Where does "footer" occur in the listing? Copy every line that holds it.

[Materials provided Boundary: Start]

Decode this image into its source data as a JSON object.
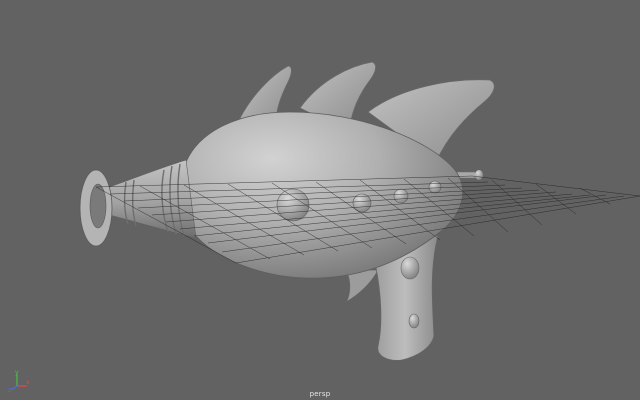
{
  "viewport": {
    "camera_name": "persp",
    "background_color": "#626262",
    "model_color": "#a9a9a9",
    "grid_color": "#1e1e1e"
  },
  "axis_gizmo": {
    "x_label": "x",
    "y_label": "y",
    "z_label": "z",
    "x_color": "#e04848",
    "y_color": "#48c048",
    "z_color": "#4a6ee0"
  }
}
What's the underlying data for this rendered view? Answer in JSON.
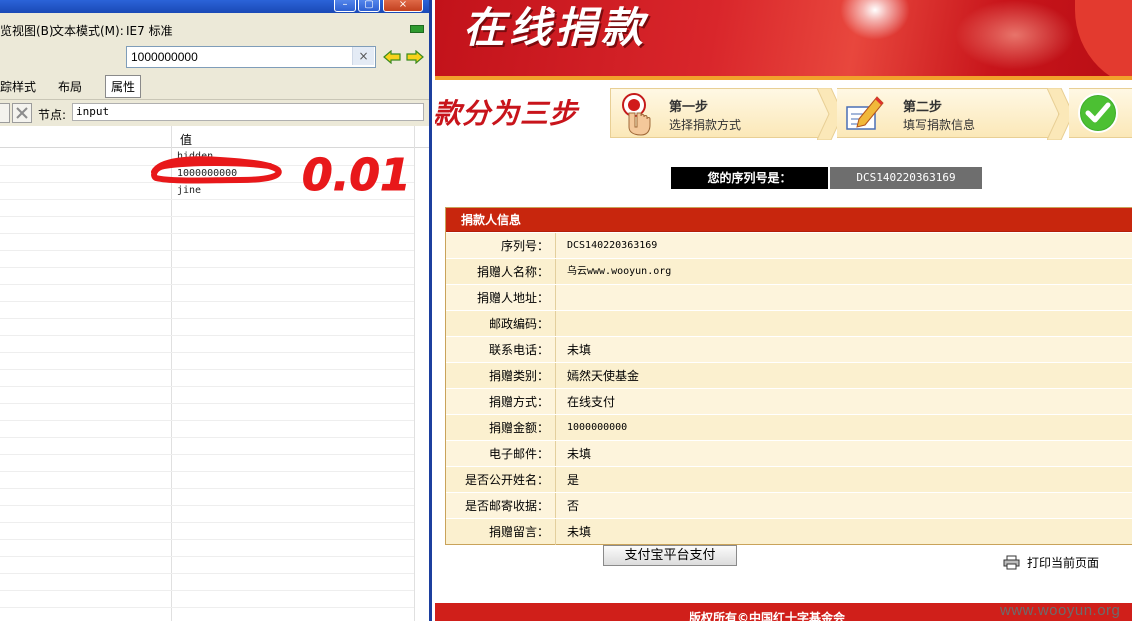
{
  "devtools": {
    "menu": {
      "view_item": "览视图(B)",
      "text_mode_item": "文本模式(M):",
      "text_mode_value": "IE7 标准"
    },
    "url_value": "1000000000",
    "clear_label": "×",
    "tabs": [
      "踪样式",
      "布局",
      "属性"
    ],
    "node_label": "节点:",
    "node_value": "input",
    "column_value_header": "值",
    "rows": [
      "hidden",
      "1000000000",
      "jine"
    ],
    "annotation": "0.01",
    "colors": {
      "scribble": "#e8181a",
      "titlebar": "#2b63d8"
    }
  },
  "page": {
    "banner_title": "在线捐款",
    "big_heading": "款分为三步",
    "steps": [
      {
        "title": "第一步",
        "sub": "选择捐款方式",
        "icon": "hand-pointer-icon"
      },
      {
        "title": "第二步",
        "sub": "填写捐款信息",
        "icon": "pen-form-icon"
      },
      {
        "icon": "green-check-icon"
      }
    ],
    "serial_label": "您的序列号是：",
    "serial_value": "DCS140220363169",
    "section_title": "捐款人信息",
    "fields": [
      {
        "k": "序列号：",
        "v": "DCS140220363169"
      },
      {
        "k": "捐赠人名称：",
        "v": "乌云www.wooyun.org"
      },
      {
        "k": "捐赠人地址：",
        "v": ""
      },
      {
        "k": "邮政编码：",
        "v": ""
      },
      {
        "k": "联系电话：",
        "v": "未填"
      },
      {
        "k": "捐赠类别：",
        "v": "嫣然天使基金"
      },
      {
        "k": "捐赠方式：",
        "v": "在线支付"
      },
      {
        "k": "捐赠金额：",
        "v": "1000000000"
      },
      {
        "k": "电子邮件：",
        "v": "未填"
      },
      {
        "k": "是否公开姓名：",
        "v": "是"
      },
      {
        "k": "是否邮寄收据：",
        "v": "否"
      },
      {
        "k": "捐赠留言：",
        "v": "未填"
      }
    ],
    "pay_button": "支付宝平台支付",
    "print_link": "打印当前页面",
    "footer": "版权所有©中国红十字基金会",
    "watermark": "www.wooyun.org",
    "colors": {
      "banner": "#c2121a",
      "table_header": "#c8260d",
      "footer": "#d01f1a"
    }
  }
}
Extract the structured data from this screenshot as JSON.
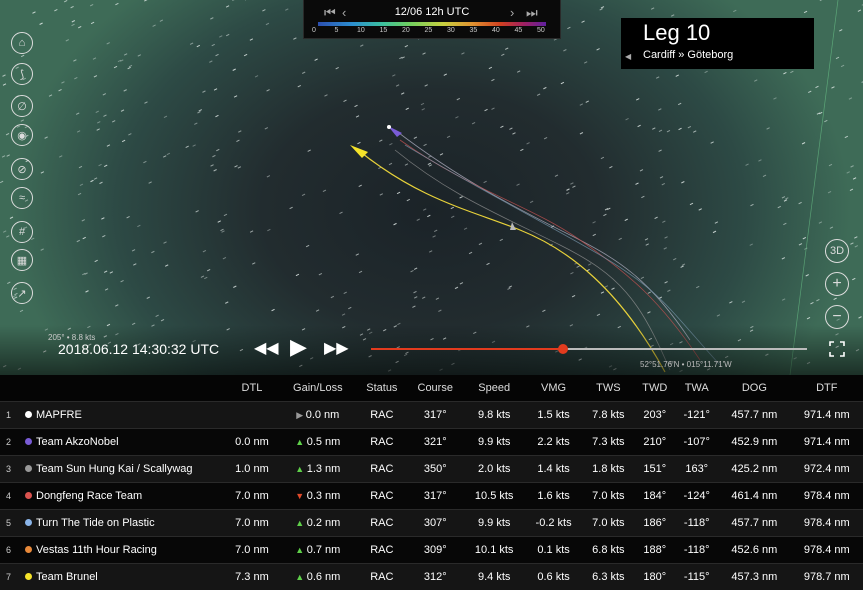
{
  "timeline": {
    "date_label": "12/06 12h UTC",
    "wind_scale": [
      "0",
      "5",
      "10",
      "15",
      "20",
      "25",
      "30",
      "35",
      "40",
      "45",
      "50"
    ]
  },
  "leg": {
    "title": "Leg 10",
    "route": "Cardiff » Göteborg"
  },
  "playback": {
    "timestamp": "2018.06.12 14:30:32 UTC",
    "boat_info": "205° • 8.8 kts",
    "coordinates": "52°51.76'N • 015°11.71'W",
    "progress": 0.44
  },
  "left_tools": [
    "map-book-icon",
    "route-icon",
    "compass-icon",
    "camera-icon",
    "wind-icon",
    "current-icon",
    "grid-icon",
    "layers-icon",
    "chart-icon"
  ],
  "right_tools": {
    "view_3d": "3D"
  },
  "table": {
    "headers": [
      "DTL",
      "Gain/Loss",
      "Status",
      "Course",
      "Speed",
      "VMG",
      "TWS",
      "TWD",
      "TWA",
      "DOG",
      "DTF"
    ],
    "rows": [
      {
        "rank": "1",
        "color": "#ffffff",
        "name": "MAPFRE",
        "dtl": "",
        "gain_dir": "eq",
        "gain": "0.0 nm",
        "status": "RAC",
        "course": "317°",
        "speed": "9.8 kts",
        "vmg": "1.5 kts",
        "tws": "7.8 kts",
        "twd": "203°",
        "twa": "-121°",
        "dog": "457.7 nm",
        "dtf": "971.4 nm"
      },
      {
        "rank": "2",
        "color": "#7a5cd6",
        "name": "Team AkzoNobel",
        "dtl": "0.0 nm",
        "gain_dir": "up",
        "gain": "0.5 nm",
        "status": "RAC",
        "course": "321°",
        "speed": "9.9 kts",
        "vmg": "2.2 kts",
        "tws": "7.3 kts",
        "twd": "210°",
        "twa": "-107°",
        "dog": "452.9 nm",
        "dtf": "971.4 nm"
      },
      {
        "rank": "3",
        "color": "#999999",
        "name": "Team Sun Hung Kai / Scallywag",
        "dtl": "1.0 nm",
        "gain_dir": "up",
        "gain": "1.3 nm",
        "status": "RAC",
        "course": "350°",
        "speed": "2.0 kts",
        "vmg": "1.4 kts",
        "tws": "1.8 kts",
        "twd": "151°",
        "twa": "163°",
        "dog": "425.2 nm",
        "dtf": "972.4 nm"
      },
      {
        "rank": "4",
        "color": "#d9534f",
        "name": "Dongfeng Race Team",
        "dtl": "7.0 nm",
        "gain_dir": "down",
        "gain": "0.3 nm",
        "status": "RAC",
        "course": "317°",
        "speed": "10.5 kts",
        "vmg": "1.6 kts",
        "tws": "7.0 kts",
        "twd": "184°",
        "twa": "-124°",
        "dog": "461.4 nm",
        "dtf": "978.4 nm"
      },
      {
        "rank": "5",
        "color": "#8ab4e8",
        "name": "Turn The Tide on Plastic",
        "dtl": "7.0 nm",
        "gain_dir": "up",
        "gain": "0.2 nm",
        "status": "RAC",
        "course": "307°",
        "speed": "9.9 kts",
        "vmg": "-0.2 kts",
        "tws": "7.0 kts",
        "twd": "186°",
        "twa": "-118°",
        "dog": "457.7 nm",
        "dtf": "978.4 nm"
      },
      {
        "rank": "6",
        "color": "#e8893a",
        "name": "Vestas 11th Hour Racing",
        "dtl": "7.0 nm",
        "gain_dir": "up",
        "gain": "0.7 nm",
        "status": "RAC",
        "course": "309°",
        "speed": "10.1 kts",
        "vmg": "0.1 kts",
        "tws": "6.8 kts",
        "twd": "188°",
        "twa": "-118°",
        "dog": "452.6 nm",
        "dtf": "978.4 nm"
      },
      {
        "rank": "7",
        "color": "#f5e32a",
        "name": "Team Brunel",
        "dtl": "7.3 nm",
        "gain_dir": "up",
        "gain": "0.6 nm",
        "status": "RAC",
        "course": "312°",
        "speed": "9.4 kts",
        "vmg": "0.6 kts",
        "tws": "6.3 kts",
        "twd": "180°",
        "twa": "-115°",
        "dog": "457.3 nm",
        "dtf": "978.7 nm"
      }
    ]
  }
}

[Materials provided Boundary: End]

*Expected answer:*
    "footer": "版权所有©中国红十字基金会",
      "footer": "#d01f1a"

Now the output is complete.